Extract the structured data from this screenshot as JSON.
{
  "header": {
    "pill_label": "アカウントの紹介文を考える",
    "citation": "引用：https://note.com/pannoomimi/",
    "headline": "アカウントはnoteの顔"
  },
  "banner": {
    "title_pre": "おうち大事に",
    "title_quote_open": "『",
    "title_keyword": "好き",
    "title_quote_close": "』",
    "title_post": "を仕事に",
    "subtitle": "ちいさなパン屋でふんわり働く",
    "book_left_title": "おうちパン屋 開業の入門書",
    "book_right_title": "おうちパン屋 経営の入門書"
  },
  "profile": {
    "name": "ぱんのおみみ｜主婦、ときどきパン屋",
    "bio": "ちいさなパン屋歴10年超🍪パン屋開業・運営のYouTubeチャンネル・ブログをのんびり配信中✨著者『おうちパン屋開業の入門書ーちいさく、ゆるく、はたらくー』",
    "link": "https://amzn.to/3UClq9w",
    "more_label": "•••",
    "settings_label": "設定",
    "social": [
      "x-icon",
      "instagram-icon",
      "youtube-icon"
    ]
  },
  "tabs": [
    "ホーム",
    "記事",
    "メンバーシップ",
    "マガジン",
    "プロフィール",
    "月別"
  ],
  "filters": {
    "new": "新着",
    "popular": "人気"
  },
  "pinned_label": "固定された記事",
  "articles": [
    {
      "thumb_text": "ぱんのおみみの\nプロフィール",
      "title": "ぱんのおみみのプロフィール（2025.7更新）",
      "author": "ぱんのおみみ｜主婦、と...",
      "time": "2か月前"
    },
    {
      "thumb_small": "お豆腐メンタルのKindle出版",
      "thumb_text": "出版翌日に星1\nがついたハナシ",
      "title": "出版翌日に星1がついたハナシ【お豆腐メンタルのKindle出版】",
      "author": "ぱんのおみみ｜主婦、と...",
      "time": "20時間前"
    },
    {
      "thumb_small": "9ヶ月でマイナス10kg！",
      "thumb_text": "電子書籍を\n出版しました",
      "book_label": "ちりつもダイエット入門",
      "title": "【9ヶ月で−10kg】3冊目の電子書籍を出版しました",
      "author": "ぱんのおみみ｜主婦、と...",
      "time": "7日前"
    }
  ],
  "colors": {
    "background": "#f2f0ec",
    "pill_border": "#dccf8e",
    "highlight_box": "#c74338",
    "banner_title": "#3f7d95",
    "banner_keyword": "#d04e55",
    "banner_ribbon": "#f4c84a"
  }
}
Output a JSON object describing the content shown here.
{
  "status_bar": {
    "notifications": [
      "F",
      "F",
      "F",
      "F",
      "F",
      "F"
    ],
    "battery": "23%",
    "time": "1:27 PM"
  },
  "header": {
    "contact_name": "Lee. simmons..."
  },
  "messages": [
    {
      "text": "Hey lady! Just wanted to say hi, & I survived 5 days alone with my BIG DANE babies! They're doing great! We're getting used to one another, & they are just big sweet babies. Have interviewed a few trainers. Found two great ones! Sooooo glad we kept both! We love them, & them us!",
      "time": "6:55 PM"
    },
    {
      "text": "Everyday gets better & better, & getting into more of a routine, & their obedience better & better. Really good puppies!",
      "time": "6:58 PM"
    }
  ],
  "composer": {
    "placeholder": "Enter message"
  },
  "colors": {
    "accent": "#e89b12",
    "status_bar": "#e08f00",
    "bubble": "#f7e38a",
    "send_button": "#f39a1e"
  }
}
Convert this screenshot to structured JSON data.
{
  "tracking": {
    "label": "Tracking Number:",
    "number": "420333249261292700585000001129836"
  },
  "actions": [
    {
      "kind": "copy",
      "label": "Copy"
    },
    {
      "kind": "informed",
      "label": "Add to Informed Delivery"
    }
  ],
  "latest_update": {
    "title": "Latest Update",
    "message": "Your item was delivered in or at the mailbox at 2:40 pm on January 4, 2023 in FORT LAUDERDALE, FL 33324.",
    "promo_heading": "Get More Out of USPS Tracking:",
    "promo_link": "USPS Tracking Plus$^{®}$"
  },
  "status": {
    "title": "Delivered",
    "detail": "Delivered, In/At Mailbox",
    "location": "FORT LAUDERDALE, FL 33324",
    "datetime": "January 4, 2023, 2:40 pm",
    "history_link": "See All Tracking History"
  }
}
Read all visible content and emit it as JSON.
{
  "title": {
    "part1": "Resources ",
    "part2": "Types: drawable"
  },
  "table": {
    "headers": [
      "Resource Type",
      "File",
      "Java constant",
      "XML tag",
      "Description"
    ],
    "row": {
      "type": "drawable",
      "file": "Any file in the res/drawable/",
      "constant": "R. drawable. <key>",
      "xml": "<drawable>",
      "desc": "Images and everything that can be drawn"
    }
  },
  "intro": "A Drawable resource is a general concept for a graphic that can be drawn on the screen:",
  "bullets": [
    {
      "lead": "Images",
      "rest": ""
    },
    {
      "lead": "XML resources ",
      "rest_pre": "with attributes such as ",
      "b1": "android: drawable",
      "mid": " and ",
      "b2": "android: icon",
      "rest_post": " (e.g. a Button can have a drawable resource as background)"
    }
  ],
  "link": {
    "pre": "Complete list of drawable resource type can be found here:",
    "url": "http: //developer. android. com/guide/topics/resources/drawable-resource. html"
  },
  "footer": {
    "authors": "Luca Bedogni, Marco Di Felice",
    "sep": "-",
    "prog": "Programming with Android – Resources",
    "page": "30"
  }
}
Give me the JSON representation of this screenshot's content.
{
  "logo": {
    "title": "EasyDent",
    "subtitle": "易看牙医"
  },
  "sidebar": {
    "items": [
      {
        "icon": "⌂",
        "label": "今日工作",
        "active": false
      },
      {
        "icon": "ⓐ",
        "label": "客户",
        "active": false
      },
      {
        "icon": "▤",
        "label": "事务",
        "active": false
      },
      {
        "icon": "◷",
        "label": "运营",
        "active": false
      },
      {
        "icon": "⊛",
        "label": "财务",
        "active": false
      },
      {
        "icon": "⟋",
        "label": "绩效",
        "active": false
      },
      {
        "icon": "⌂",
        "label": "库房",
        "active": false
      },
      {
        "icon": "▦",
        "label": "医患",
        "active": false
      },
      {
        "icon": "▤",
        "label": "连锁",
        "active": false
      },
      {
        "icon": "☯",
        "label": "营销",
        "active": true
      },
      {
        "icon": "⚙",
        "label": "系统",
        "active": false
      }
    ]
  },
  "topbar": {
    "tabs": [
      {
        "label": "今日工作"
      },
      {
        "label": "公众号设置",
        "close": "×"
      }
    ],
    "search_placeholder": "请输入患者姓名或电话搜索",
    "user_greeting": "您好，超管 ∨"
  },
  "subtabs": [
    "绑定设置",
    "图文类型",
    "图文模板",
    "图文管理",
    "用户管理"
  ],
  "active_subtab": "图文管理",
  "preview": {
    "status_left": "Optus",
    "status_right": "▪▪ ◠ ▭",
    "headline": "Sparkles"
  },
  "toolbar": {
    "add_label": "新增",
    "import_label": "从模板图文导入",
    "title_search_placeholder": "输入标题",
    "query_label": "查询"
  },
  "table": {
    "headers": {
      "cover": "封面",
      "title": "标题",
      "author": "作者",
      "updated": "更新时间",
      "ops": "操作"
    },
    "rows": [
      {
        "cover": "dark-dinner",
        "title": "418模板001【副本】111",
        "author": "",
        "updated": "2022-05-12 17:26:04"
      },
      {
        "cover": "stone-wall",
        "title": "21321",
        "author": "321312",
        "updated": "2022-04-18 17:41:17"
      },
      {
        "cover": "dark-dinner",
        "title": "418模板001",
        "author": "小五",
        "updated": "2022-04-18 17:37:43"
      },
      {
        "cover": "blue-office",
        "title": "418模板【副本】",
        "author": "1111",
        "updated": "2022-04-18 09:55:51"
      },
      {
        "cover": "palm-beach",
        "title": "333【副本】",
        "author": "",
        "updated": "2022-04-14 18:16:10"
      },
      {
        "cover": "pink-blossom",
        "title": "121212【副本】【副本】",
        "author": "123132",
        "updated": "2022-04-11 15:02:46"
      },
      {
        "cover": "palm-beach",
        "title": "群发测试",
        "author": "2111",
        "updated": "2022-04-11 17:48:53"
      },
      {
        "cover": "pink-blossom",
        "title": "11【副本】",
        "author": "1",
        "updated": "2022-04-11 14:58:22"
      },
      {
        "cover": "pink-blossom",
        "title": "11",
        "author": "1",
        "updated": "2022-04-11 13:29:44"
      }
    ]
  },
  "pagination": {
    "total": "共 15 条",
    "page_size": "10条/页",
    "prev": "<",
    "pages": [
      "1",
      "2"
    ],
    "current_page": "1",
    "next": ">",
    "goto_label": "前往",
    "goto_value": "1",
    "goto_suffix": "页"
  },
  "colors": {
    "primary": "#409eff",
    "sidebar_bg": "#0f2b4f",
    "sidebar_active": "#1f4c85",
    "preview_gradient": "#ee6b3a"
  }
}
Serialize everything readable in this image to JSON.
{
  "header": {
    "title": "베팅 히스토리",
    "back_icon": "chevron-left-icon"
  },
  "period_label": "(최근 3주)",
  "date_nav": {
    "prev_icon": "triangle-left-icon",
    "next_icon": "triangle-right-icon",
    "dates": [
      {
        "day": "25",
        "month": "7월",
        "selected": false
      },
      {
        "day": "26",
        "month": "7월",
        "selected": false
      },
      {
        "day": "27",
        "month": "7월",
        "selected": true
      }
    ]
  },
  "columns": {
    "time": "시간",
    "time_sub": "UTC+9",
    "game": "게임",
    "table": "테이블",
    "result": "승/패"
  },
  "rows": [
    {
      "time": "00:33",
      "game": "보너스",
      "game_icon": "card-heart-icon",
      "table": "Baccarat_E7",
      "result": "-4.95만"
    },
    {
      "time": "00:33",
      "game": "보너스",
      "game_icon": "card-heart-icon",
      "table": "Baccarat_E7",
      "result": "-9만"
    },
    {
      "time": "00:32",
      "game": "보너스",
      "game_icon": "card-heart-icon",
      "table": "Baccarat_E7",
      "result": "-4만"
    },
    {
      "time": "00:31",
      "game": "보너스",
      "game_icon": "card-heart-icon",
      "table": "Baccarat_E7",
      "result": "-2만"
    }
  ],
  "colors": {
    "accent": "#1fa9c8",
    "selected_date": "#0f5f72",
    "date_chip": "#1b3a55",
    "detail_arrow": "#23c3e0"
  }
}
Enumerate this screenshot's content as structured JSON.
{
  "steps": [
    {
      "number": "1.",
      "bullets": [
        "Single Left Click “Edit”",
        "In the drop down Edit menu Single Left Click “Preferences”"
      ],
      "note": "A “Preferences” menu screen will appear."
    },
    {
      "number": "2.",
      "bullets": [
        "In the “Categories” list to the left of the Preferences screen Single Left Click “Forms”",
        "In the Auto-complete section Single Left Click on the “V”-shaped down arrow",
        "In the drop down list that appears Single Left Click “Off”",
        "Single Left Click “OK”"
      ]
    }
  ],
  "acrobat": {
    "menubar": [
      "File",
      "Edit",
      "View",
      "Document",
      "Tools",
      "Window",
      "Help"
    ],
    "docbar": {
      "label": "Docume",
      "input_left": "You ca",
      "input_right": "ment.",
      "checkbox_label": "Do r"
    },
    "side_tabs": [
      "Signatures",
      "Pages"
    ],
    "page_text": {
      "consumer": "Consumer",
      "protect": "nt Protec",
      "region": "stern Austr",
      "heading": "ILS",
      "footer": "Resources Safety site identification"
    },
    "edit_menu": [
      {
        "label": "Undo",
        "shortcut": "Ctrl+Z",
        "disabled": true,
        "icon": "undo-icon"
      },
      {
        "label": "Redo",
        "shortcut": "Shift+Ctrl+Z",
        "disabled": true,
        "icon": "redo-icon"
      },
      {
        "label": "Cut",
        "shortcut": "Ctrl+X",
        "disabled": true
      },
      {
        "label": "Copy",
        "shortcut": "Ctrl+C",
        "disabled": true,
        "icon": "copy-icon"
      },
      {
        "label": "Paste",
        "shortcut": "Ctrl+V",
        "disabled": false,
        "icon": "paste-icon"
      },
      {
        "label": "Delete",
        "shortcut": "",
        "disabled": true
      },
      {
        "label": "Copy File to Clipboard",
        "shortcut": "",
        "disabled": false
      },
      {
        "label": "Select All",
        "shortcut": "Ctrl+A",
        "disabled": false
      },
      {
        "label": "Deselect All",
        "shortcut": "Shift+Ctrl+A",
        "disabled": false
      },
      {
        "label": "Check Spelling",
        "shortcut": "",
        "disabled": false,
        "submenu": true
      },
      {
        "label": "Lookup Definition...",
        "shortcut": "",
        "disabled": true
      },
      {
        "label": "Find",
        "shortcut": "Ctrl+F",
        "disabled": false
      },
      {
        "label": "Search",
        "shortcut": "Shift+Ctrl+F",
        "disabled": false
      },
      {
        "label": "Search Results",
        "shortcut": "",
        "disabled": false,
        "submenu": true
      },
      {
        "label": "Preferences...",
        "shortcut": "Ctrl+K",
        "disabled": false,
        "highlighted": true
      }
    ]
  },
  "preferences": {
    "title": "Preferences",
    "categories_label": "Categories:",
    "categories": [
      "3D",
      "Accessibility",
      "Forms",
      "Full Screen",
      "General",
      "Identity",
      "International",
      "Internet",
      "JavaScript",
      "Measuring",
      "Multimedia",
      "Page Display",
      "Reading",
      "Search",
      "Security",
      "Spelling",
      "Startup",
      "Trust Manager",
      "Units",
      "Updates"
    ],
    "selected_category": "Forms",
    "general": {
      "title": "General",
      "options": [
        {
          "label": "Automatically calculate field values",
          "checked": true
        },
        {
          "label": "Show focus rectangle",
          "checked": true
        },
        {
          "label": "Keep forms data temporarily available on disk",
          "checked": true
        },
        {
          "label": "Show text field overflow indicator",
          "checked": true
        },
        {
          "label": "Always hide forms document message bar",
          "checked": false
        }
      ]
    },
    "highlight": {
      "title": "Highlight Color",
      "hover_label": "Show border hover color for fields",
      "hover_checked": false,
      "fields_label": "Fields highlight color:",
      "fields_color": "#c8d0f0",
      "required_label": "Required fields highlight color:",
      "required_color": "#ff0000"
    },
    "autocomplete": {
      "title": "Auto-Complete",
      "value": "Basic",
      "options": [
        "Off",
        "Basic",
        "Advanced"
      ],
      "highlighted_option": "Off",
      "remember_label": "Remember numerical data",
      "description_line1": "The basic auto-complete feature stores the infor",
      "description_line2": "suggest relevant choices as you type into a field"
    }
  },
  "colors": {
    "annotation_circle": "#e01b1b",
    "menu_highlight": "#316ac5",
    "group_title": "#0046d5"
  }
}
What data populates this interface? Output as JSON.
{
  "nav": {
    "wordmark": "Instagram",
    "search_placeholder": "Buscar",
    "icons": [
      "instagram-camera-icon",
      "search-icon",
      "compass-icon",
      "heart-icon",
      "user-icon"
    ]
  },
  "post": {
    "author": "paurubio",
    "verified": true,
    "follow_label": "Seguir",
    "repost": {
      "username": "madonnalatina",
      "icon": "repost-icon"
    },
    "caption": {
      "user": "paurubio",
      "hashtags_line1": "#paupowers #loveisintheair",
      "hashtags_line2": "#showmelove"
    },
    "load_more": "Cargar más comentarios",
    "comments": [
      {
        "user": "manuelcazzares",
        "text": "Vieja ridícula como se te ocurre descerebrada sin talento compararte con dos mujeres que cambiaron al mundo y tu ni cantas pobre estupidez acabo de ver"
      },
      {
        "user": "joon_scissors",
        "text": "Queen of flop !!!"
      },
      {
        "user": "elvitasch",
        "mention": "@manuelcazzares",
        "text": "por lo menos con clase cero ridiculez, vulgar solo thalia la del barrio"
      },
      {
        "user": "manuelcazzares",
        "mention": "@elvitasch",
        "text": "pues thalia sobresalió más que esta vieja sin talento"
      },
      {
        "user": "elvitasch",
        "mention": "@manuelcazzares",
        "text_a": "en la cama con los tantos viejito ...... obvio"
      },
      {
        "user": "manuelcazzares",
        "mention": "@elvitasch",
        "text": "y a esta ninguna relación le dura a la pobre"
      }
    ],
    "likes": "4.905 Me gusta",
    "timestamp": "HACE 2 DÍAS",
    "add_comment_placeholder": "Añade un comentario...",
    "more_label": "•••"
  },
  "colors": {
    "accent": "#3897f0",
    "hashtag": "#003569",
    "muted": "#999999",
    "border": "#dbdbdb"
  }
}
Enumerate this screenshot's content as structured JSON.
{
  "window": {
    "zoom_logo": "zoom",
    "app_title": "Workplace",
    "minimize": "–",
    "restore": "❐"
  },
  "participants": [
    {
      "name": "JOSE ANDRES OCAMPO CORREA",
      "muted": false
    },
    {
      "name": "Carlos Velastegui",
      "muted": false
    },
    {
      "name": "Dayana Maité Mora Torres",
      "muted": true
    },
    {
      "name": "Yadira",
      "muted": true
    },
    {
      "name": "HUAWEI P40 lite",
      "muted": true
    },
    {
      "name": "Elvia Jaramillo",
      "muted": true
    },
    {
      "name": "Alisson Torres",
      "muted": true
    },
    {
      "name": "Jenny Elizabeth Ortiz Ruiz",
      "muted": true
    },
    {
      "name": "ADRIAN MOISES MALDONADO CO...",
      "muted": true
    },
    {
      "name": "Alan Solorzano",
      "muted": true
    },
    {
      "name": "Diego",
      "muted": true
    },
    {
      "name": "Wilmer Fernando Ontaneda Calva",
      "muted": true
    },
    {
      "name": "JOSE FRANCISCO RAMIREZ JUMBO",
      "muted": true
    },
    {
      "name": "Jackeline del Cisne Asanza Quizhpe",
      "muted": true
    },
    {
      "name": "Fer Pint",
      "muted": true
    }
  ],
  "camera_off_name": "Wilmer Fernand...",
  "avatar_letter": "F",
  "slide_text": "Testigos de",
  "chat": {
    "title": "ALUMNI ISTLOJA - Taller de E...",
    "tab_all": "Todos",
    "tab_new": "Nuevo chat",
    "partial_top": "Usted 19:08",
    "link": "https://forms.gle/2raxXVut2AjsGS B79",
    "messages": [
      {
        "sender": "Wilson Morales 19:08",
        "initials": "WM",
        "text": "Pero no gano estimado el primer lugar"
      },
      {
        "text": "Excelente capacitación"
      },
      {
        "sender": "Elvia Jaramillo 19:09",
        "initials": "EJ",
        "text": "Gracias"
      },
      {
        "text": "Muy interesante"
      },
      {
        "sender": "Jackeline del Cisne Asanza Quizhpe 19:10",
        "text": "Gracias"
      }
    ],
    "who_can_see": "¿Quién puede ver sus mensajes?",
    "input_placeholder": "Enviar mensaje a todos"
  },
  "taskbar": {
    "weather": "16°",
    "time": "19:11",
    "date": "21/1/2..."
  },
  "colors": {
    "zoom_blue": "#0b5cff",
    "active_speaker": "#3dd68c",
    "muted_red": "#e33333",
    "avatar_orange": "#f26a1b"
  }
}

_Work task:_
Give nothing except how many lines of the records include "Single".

_Solution to this task:_
6